Enjoy your cookie tart and hot chocolate! I know I am…
Malted Milk Cookie Tart
Adapted from The Messy Baker
½ cup unsalted butter
1 cup light brown sugar
2 teaspoons vanilla extract
1 ¼ cups all-purpose flour
½ teaspoon baking powder
½ teaspoon Kosher salt
½ cup malted milk powder
¼ cup rainbow sprinkles
½ Toblerone bar
1. Preheat the oven to 350⁰F and prepare a 10 inch tart pan (or an 8×8 inch square pan in you want regular blondies).
2. Melt the butter in the microwave and let cool slightly. If desired, you could brown the butter to add another nutty flavor to the cookie. As you all know, I’m a huge fan of browned butter, but I decided to let the malt flavor sing.
3. Whisk the brown sugar with the butter until mixed. Add the egg and vanilla. Whisk until smooth.
4. Add the flour, baking powder, salt, and milk powder and stir until combined. It will seem like there is not enough liquid in the mix to absorb all of the dry ingredients, but keep going! It will incorporate with some effort.
5. Add in the sprinkles and fold until combined. Into your prepared pan, press the dough flat to cover all of the surface area.
6. Cut the Toblerone pieces into a rough chop and sprinkle over the top of the tart. Press slightly on the bigger pieces to ensure it bakes into the tart.
7. Bake the tart for about 23-25 minutes or until the center is set. Let cool before cutting it into 8 pieces.
Butterscotch-y hot chocolate
Serves 2 generously
Adapted from A Beautiful Mess
1 ½ cups skim milk
½ cup heavy cream
4 ounces dark chocolate
¼ cup butterscotch (or caramel) sauce*
* I used sauce from Smitten Kitchen used previously
1/8 teaspoon Kosher salt (or sea salt)
1. In a saucepan, heat 1 cup of milk with the dark chocolate and whisk until warm and chocolate is completely melted.
2. Add the remaining milk and ½ cup heavy cream and continue to heat and whisk until the liquid returns to a warm temperature.
3. Add the butterscotch sauce and continue to whisk. When smooth and hot, pour into mugs.
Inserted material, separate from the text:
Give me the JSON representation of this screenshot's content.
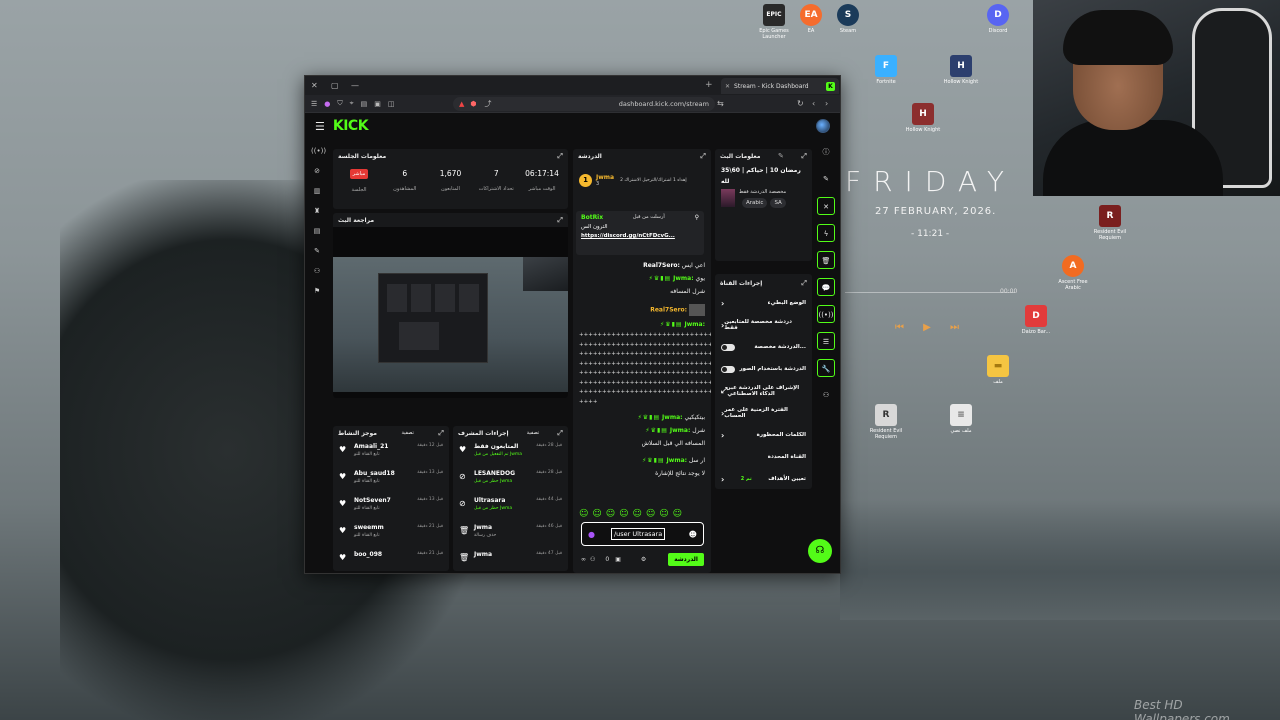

Never let the hot chocolate boil! It will scald.
Optional: add a caramel chocolate candy to the hot chocolate in your mug and let melt while you sip